■ Task to carry out ■
The word "this" marks the lines to report; pull each of them from the listing.

■ Dataset records ■
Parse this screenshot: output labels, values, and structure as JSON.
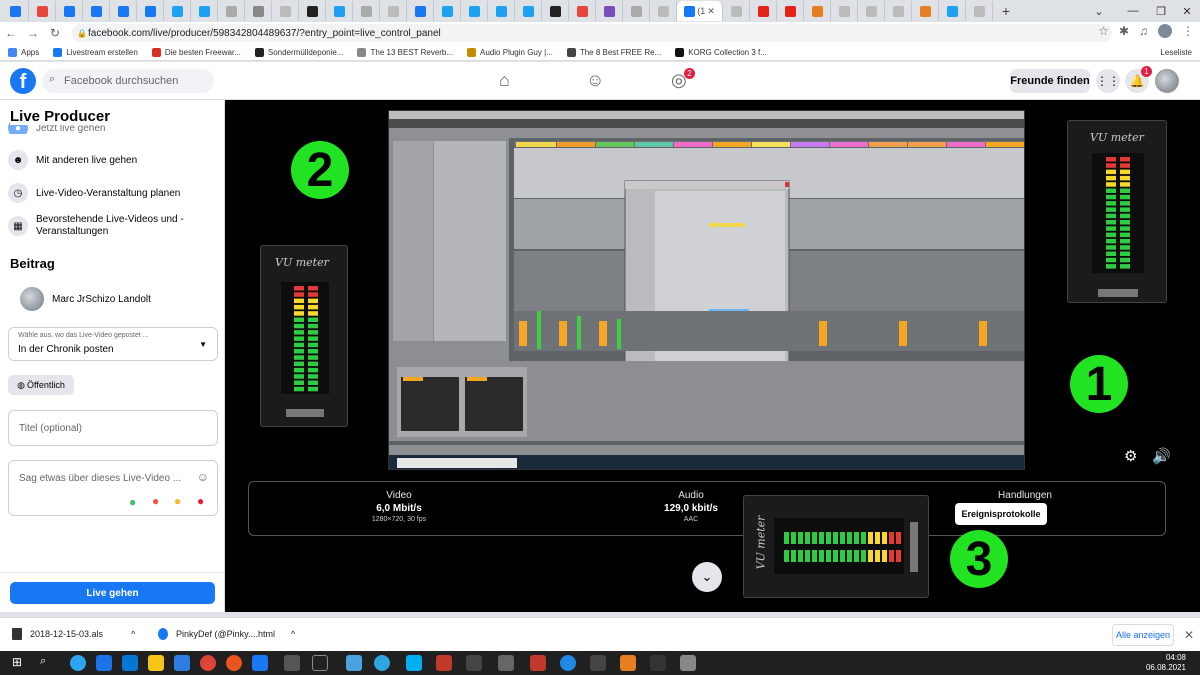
{
  "browser": {
    "active_tab_label": "(1",
    "url": "facebook.com/live/producer/598342804489637/?entry_point=live_control_panel",
    "bookmarks": [
      {
        "label": "Apps",
        "color": "#4285f4"
      },
      {
        "label": "Livestream erstellen",
        "color": "#1877f2"
      },
      {
        "label": "Die besten Freewar...",
        "color": "#d93025"
      },
      {
        "label": "Sondermülldeponie...",
        "color": "#222222"
      },
      {
        "label": "The 13 BEST Reverb...",
        "color": "#888888"
      },
      {
        "label": "Audio Plugin Guy |...",
        "color": "#c58a00"
      },
      {
        "label": "The 8 Best FREE Re...",
        "color": "#444444"
      },
      {
        "label": "KORG Collection 3 f...",
        "color": "#111111"
      }
    ],
    "reading_list": "Leseliste"
  },
  "fb": {
    "search_placeholder": "Facebook durchsuchen",
    "groups_badge": "2",
    "notif_badge": "1",
    "friends_button": "Freunde finden"
  },
  "sidebar": {
    "title": "Live Producer",
    "partial_item": "Jetzt live gehen",
    "items": [
      {
        "label": "Mit anderen live gehen"
      },
      {
        "label": "Live-Video-Veranstaltung planen"
      },
      {
        "label": "Bevorstehende Live-Videos und - Veranstaltungen"
      }
    ],
    "post_heading": "Beitrag",
    "user_name": "Marc JrSchizo Landolt",
    "destination_label": "Wähle aus, wo das Live-Video gepostet ...",
    "destination_value": "In der Chronik posten",
    "privacy": "Öffentlich",
    "title_placeholder": "Titel (optional)",
    "desc_placeholder": "Sag etwas über dieses Live-Video ...",
    "go_live": "Live gehen"
  },
  "main": {
    "number_1": "1",
    "number_2": "2",
    "number_3": "3",
    "vu_title": "VU meter",
    "video": {
      "heading": "Video",
      "value": "6,0 Mbit/s",
      "sub": "1280×720, 30 fps"
    },
    "audio": {
      "heading": "Audio",
      "value": "129,0 kbit/s",
      "sub": "AAC"
    },
    "actions": {
      "heading": "Handlungen",
      "button": "Ereignisprotokolle"
    }
  },
  "downloads": {
    "files": [
      "2018-12-15-03.als",
      "PinkyDef (@Pinky....html"
    ],
    "show_all": "Alle anzeigen"
  },
  "taskbar": {
    "time": "04:08",
    "date": "06.08.2021"
  },
  "colors": {
    "fb_blue": "#1877f2",
    "badge_red": "#e41e3f",
    "number_green": "#22e322"
  }
}
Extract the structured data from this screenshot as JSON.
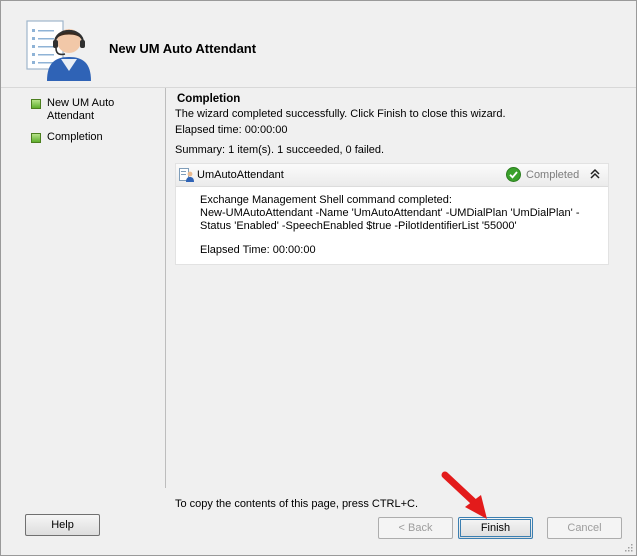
{
  "window": {
    "title": "New UM Auto Attendant"
  },
  "icons": {
    "header": "user-headset-icon",
    "task": "task-user-icon",
    "status": "checkmark-icon",
    "collapse": "double-chevron-up-icon",
    "nav": "green-square-icon",
    "arrow": "red-arrow-icon"
  },
  "nav": {
    "items": [
      {
        "label": "New UM Auto Attendant"
      },
      {
        "label": "Completion"
      }
    ]
  },
  "content": {
    "title": "Completion",
    "intro": "The wizard completed successfully. Click Finish to close this wizard.",
    "elapsed": "Elapsed time: 00:00:00",
    "summary": "Summary: 1 item(s). 1 succeeded, 0 failed.",
    "task": {
      "name": "UmAutoAttendant",
      "status": "Completed",
      "detail": "Exchange Management Shell command completed:\nNew-UMAutoAttendant -Name 'UmAutoAttendant' -UMDialPlan 'UmDialPlan' -Status 'Enabled' -SpeechEnabled $true -PilotIdentifierList '55000'",
      "elapsed": "Elapsed Time: 00:00:00"
    },
    "copy_hint": "To copy the contents of this page, press CTRL+C."
  },
  "buttons": {
    "help": "Help",
    "back": "< Back",
    "finish": "Finish",
    "cancel": "Cancel"
  },
  "colors": {
    "success": "#3aa12b",
    "arrow": "#e31b1b",
    "nav_square": "#5fae2c"
  }
}
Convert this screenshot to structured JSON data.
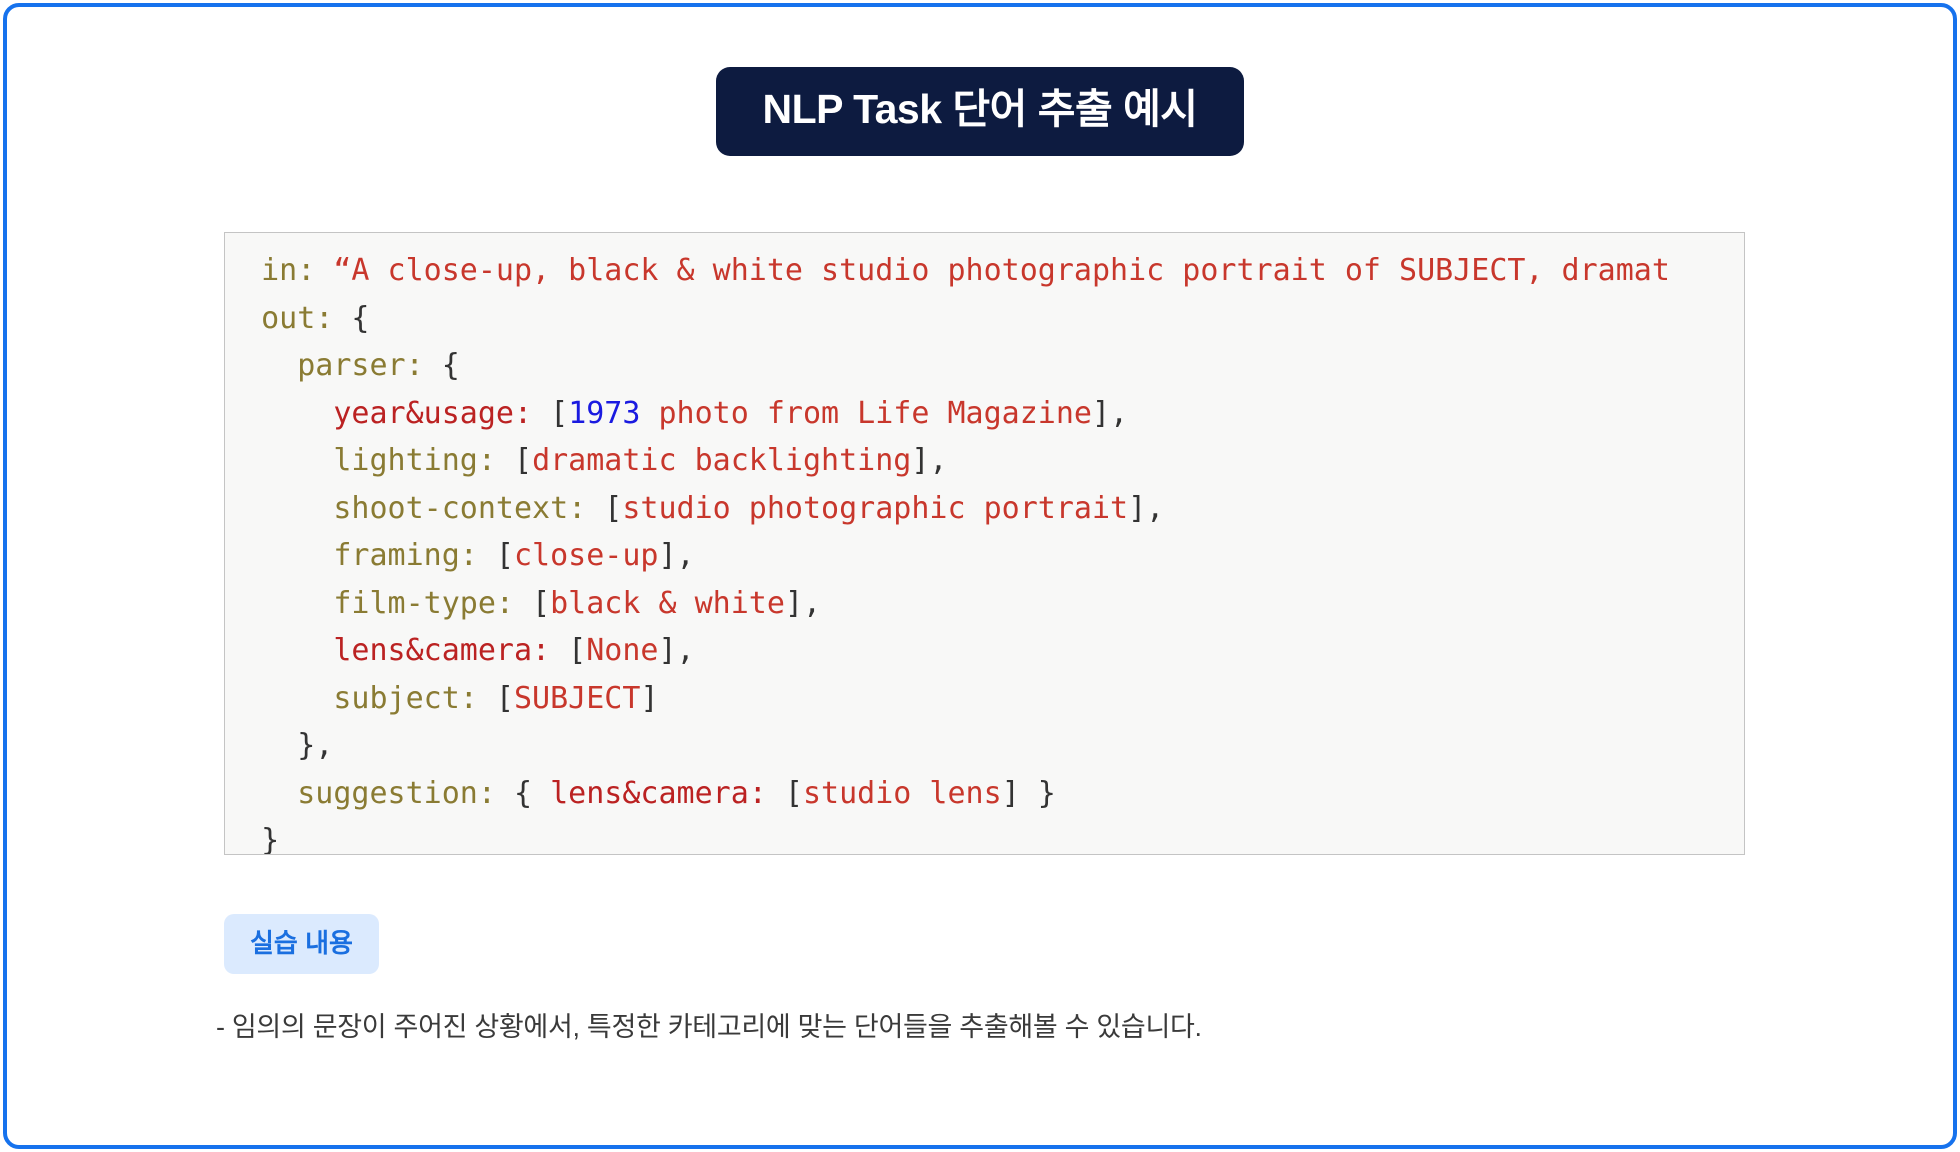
{
  "page": {
    "border_color": "#1672ed",
    "background": "#ffffff"
  },
  "title": {
    "text": "NLP Task 단어 추출 예시",
    "background": "#0d1b40",
    "color": "#ffffff"
  },
  "code_block": {
    "background": "#f8f8f7",
    "border_color": "#c4c4c4",
    "note": "first line is clipped at the right edge of the block",
    "colors": {
      "key": "#8a7b33",
      "key_red": "#bb2222",
      "string": "#c8372c",
      "number": "#1a1ae0",
      "punct": "#333333"
    },
    "lines": [
      {
        "indent": "  ",
        "tokens": [
          {
            "t": "in:",
            "c": "key"
          },
          {
            "t": " ",
            "c": "plain"
          },
          {
            "t": "“A close-up, black & white studio photographic portrait of SUBJECT, dramat",
            "c": "str"
          }
        ]
      },
      {
        "indent": "  ",
        "tokens": [
          {
            "t": "out:",
            "c": "key"
          },
          {
            "t": " {",
            "c": "punct"
          }
        ]
      },
      {
        "indent": "    ",
        "tokens": [
          {
            "t": "parser:",
            "c": "key"
          },
          {
            "t": " {",
            "c": "punct"
          }
        ]
      },
      {
        "indent": "      ",
        "tokens": [
          {
            "t": "year&usage:",
            "c": "key_red"
          },
          {
            "t": " [",
            "c": "punct"
          },
          {
            "t": "1973",
            "c": "num"
          },
          {
            "t": " photo from Life Magazine",
            "c": "str"
          },
          {
            "t": "],",
            "c": "punct"
          }
        ]
      },
      {
        "indent": "      ",
        "tokens": [
          {
            "t": "lighting:",
            "c": "key"
          },
          {
            "t": " [",
            "c": "punct"
          },
          {
            "t": "dramatic backlighting",
            "c": "str"
          },
          {
            "t": "],",
            "c": "punct"
          }
        ]
      },
      {
        "indent": "      ",
        "tokens": [
          {
            "t": "shoot-context:",
            "c": "key"
          },
          {
            "t": " [",
            "c": "punct"
          },
          {
            "t": "studio photographic portrait",
            "c": "str"
          },
          {
            "t": "],",
            "c": "punct"
          }
        ]
      },
      {
        "indent": "      ",
        "tokens": [
          {
            "t": "framing:",
            "c": "key"
          },
          {
            "t": " [",
            "c": "punct"
          },
          {
            "t": "close-up",
            "c": "str"
          },
          {
            "t": "],",
            "c": "punct"
          }
        ]
      },
      {
        "indent": "      ",
        "tokens": [
          {
            "t": "film-type:",
            "c": "key"
          },
          {
            "t": " [",
            "c": "punct"
          },
          {
            "t": "black & white",
            "c": "str"
          },
          {
            "t": "],",
            "c": "punct"
          }
        ]
      },
      {
        "indent": "      ",
        "tokens": [
          {
            "t": "lens&camera:",
            "c": "key_red"
          },
          {
            "t": " [",
            "c": "punct"
          },
          {
            "t": "None",
            "c": "str"
          },
          {
            "t": "],",
            "c": "punct"
          }
        ]
      },
      {
        "indent": "      ",
        "tokens": [
          {
            "t": "subject:",
            "c": "key"
          },
          {
            "t": " [",
            "c": "punct"
          },
          {
            "t": "SUBJECT",
            "c": "str"
          },
          {
            "t": "]",
            "c": "punct"
          }
        ]
      },
      {
        "indent": "    ",
        "tokens": [
          {
            "t": "},",
            "c": "punct"
          }
        ]
      },
      {
        "indent": "    ",
        "tokens": [
          {
            "t": "suggestion:",
            "c": "key"
          },
          {
            "t": " { ",
            "c": "punct"
          },
          {
            "t": "lens&camera:",
            "c": "key_red"
          },
          {
            "t": " [",
            "c": "punct"
          },
          {
            "t": "studio lens",
            "c": "str"
          },
          {
            "t": "] }",
            "c": "punct"
          }
        ]
      },
      {
        "indent": "  ",
        "tokens": [
          {
            "t": "}",
            "c": "punct"
          }
        ]
      }
    ]
  },
  "practice": {
    "label": "실습 내용",
    "background": "#dbeafe",
    "color": "#1a6fe0"
  },
  "description": {
    "text": "- 임의의 문장이 주어진 상황에서, 특정한 카테고리에 맞는 단어들을 추출해볼 수 있습니다."
  }
}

■ Answer section ■
Parse this screenshot: output labels, values, and structure as JSON.
Extract the structured data from this screenshot as JSON.
    "intro": "The wizard completed successfully. Click Finish to close this wizard.",
    "copy_hint": "To copy the contents of this page, press CTRL+C."
Convert this screenshot to structured JSON data.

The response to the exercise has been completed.